### Try it
Give back all of the records exactly.

### Supplied records
________________________

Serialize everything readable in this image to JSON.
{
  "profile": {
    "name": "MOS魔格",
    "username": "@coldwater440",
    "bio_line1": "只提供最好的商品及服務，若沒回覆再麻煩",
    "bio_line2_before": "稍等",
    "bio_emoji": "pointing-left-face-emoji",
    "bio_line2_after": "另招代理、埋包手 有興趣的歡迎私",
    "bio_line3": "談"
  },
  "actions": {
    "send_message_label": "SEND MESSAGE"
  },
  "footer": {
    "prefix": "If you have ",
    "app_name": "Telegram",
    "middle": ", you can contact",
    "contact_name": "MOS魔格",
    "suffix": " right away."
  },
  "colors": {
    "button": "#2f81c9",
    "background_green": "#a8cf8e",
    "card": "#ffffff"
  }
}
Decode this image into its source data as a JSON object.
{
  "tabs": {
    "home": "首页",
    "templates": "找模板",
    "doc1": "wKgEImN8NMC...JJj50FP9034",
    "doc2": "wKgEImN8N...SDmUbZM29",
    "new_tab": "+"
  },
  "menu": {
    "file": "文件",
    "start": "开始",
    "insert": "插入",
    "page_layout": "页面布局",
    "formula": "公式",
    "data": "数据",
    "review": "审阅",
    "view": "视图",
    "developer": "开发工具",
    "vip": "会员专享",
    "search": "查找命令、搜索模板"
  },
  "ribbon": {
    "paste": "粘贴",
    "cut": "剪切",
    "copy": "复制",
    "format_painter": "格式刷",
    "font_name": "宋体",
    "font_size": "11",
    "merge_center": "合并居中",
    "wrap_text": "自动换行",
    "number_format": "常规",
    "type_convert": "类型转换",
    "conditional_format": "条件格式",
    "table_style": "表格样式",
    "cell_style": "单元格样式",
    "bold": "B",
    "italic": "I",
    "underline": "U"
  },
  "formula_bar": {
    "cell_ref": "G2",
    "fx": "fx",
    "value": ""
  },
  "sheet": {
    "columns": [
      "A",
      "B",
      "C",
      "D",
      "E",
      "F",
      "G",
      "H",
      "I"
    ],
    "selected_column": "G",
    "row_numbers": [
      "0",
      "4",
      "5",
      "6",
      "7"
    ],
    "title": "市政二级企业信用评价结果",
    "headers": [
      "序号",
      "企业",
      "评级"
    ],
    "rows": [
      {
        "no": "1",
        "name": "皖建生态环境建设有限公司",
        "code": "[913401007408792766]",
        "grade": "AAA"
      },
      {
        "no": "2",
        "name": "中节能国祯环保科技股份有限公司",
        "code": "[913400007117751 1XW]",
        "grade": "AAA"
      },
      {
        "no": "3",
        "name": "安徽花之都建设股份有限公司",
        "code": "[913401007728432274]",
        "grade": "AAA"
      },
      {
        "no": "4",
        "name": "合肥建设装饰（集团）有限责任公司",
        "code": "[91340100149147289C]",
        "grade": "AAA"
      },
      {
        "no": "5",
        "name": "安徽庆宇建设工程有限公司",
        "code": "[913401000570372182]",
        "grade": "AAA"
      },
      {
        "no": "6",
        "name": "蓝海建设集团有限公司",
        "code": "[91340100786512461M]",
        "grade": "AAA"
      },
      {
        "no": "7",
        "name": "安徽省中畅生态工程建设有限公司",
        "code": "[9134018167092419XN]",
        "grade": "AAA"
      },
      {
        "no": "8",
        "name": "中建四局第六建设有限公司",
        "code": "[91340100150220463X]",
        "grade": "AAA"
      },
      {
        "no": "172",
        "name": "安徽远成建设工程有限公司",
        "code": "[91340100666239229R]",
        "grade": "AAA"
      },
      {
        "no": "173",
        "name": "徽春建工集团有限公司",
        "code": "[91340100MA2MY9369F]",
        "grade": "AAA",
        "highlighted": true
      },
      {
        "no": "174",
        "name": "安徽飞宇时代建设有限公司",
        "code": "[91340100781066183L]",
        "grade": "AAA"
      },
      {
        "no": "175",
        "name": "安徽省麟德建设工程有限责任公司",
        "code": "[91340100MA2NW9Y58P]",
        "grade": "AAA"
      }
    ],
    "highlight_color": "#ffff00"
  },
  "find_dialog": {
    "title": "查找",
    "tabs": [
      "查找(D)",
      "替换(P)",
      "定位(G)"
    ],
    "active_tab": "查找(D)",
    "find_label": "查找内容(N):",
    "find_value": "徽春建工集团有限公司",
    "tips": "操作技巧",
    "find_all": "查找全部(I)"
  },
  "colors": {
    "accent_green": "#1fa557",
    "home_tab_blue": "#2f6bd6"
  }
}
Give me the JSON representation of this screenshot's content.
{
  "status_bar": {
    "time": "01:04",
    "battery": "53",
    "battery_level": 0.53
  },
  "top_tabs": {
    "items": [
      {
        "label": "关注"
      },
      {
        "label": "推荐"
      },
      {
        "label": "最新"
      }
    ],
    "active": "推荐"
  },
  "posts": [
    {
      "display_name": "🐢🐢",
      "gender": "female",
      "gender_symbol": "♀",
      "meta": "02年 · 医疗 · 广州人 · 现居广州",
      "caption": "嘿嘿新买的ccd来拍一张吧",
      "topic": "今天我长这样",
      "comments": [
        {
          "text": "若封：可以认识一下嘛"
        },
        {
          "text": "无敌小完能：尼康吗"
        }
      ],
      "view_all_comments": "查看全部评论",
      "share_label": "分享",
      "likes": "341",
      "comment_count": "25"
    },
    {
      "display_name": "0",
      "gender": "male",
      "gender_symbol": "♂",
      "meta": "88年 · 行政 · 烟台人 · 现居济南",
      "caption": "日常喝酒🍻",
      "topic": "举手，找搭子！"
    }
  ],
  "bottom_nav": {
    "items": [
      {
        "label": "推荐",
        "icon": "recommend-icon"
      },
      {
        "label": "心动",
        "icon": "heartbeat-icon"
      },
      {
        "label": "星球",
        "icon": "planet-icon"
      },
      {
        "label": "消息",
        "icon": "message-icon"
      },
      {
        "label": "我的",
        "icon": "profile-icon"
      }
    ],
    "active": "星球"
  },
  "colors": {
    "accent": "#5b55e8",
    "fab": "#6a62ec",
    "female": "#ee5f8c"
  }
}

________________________

### Solution for this exercise
Serialize everything readable in this image to JSON.
{
  "profile": {
    "name": "MOS魔格",
    "username": "@coldwater440",
    "bio_line1": "只提供最好的商品及服務，若沒回覆再麻煩",
    "bio_line2_before": "稍等",
    "bio_emoji": "pointing-left-face-emoji",
    "bio_line2_after": "另招代理、埋包手 有興趣的歡迎私",
    "bio_line3": "談"
  },
  "actions": {
    "send_message_label": "SEND MESSAGE"
  },
  "footer": {
    "prefix": "If you have ",
    "app_name": "Telegram",
    "middle": ", you can contact",
    "contact_name": "MOS魔格",
    "suffix": " right away."
  },
  "colors": {
    "button": "#2f81c9",
    "background_green": "#a8cf8e",
    "card": "#ffffff"
  }
}
Decode this image into its source data as a JSON object.
{
  "tabs": {
    "home": "首页",
    "templates": "找模板",
    "doc1": "wKgEImN8NMC...JJj50FP9034",
    "doc2": "wKgEImN8N...SDmUbZM29",
    "new_tab": "+"
  },
  "menu": {
    "file": "文件",
    "start": "开始",
    "insert": "插入",
    "page_layout": "页面布局",
    "formula": "公式",
    "data": "数据",
    "review": "审阅",
    "view": "视图",
    "developer": "开发工具",
    "vip": "会员专享",
    "search": "查找命令、搜索模板"
  },
  "ribbon": {
    "paste": "粘贴",
    "cut": "剪切",
    "copy": "复制",
    "format_painter": "格式刷",
    "font_name": "宋体",
    "font_size": "11",
    "merge_center": "合并居中",
    "wrap_text": "自动换行",
    "number_format": "常规",
    "type_convert": "类型转换",
    "conditional_format": "条件格式",
    "table_style": "表格样式",
    "cell_style": "单元格样式",
    "bold": "B",
    "italic": "I",
    "underline": "U"
  },
  "formula_bar": {
    "cell_ref": "G2",
    "fx": "fx",
    "value": ""
  },
  "sheet": {
    "columns": [
      "A",
      "B",
      "C",
      "D",
      "E",
      "F",
      "G",
      "H",
      "I"
    ],
    "selected_column": "G",
    "row_numbers": [
      "0",
      "4",
      "5",
      "6",
      "7"
    ],
    "title": "市政二级企业信用评价结果",
    "headers": [
      "序号",
      "企业",
      "评级"
    ],
    "rows": [
      {
        "no": "1",
        "name": "皖建生态环境建设有限公司",
        "code": "[913401007408792766]",
        "grade": "AAA"
      },
      {
        "no": "2",
        "name": "中节能国祯环保科技股份有限公司",
        "code": "[913400007117751 1XW]",
        "grade": "AAA"
      },
      {
        "no": "3",
        "name": "安徽花之都建设股份有限公司",
        "code": "[913401007728432274]",
        "grade": "AAA"
      },
      {
        "no": "4",
        "name": "合肥建设装饰（集团）有限责任公司",
        "code": "[91340100149147289C]",
        "grade": "AAA"
      },
      {
        "no": "5",
        "name": "安徽庆宇建设工程有限公司",
        "code": "[913401000570372182]",
        "grade": "AAA"
      },
      {
        "no": "6",
        "name": "蓝海建设集团有限公司",
        "code": "[91340100786512461M]",
        "grade": "AAA"
      },
      {
        "no": "7",
        "name": "安徽省中畅生态工程建设有限公司",
        "code": "[9134018167092419XN]",
        "grade": "AAA"
      },
      {
        "no": "8",
        "name": "中建四局第六建设有限公司",
        "code": "[91340100150220463X]",
        "grade": "AAA"
      },
      {
        "no": "172",
        "name": "安徽远成建设工程有限公司",
        "code": "[91340100666239229R]",
        "grade": "AAA"
      },
      {
        "no": "173",
        "name": "徽春建工集团有限公司",
        "code": "[91340100MA2MY9369F]",
        "grade": "AAA",
        "highlighted": true
      },
      {
        "no": "174",
        "name": "安徽飞宇时代建设有限公司",
        "code": "[91340100781066183L]",
        "grade": "AAA"
      },
      {
        "no": "175",
        "name": "安徽省麟德建设工程有限责任公司",
        "code": "[91340100MA2NW9Y58P]",
        "grade": "AAA"
      }
    ],
    "highlight_color": "#ffff00"
  },
  "find_dialog": {
    "title": "查找",
    "tabs": [
      "查找(D)",
      "替换(P)",
      "定位(G)"
    ],
    "active_tab": "查找(D)",
    "find_label": "查找内容(N):",
    "find_value": "徽春建工集团有限公司",
    "tips": "操作技巧",
    "find_all": "查找全部(I)"
  },
  "colors": {
    "accent_green": "#1fa557",
    "home_tab_blue": "#2f6bd6"
  }
}
Give me the JSON representation of this screenshot's content.
{
  "status_bar": {
    "time": "01:04",
    "battery": "53",
    "battery_level": 0.53
  },
  "top_tabs": {
    "items": [
      {
        "label": "关注"
      },
      {
        "label": "推荐"
      },
      {
        "label": "最新"
      }
    ],
    "active": "推荐"
  },
  "posts": [
    {
      "display_name": "🐢🐢",
      "gender": "female",
      "gender_symbol": "♀",
      "meta": "02年 · 医疗 · 广州人 · 现居广州",
      "caption": "嘿嘿新买的ccd来拍一张吧",
      "topic": "今天我长这样",
      "comments": [
        {
          "text": "若封：可以认识一下嘛"
        },
        {
          "text": "无敌小完能：尼康吗"
        }
      ],
      "view_all_comments": "查看全部评论",
      "share_label": "分享",
      "likes": "341",
      "comment_count": "25"
    },
    {
      "display_name": "0",
      "gender": "male",
      "gender_symbol": "♂",
      "meta": "88年 · 行政 · 烟台人 · 现居济南",
      "caption": "日常喝酒🍻",
      "topic": "举手，找搭子！"
    }
  ],
  "bottom_nav": {
    "items": [
      {
        "label": "推荐",
        "icon": "recommend-icon"
      },
      {
        "label": "心动",
        "icon": "heartbeat-icon"
      },
      {
        "label": "星球",
        "icon": "planet-icon"
      },
      {
        "label": "消息",
        "icon": "message-icon"
      },
      {
        "label": "我的",
        "icon": "profile-icon"
      }
    ],
    "active": "星球"
  },
  "colors": {
    "accent": "#5b55e8",
    "fab": "#6a62ec",
    "female": "#ee5f8c"
  }
}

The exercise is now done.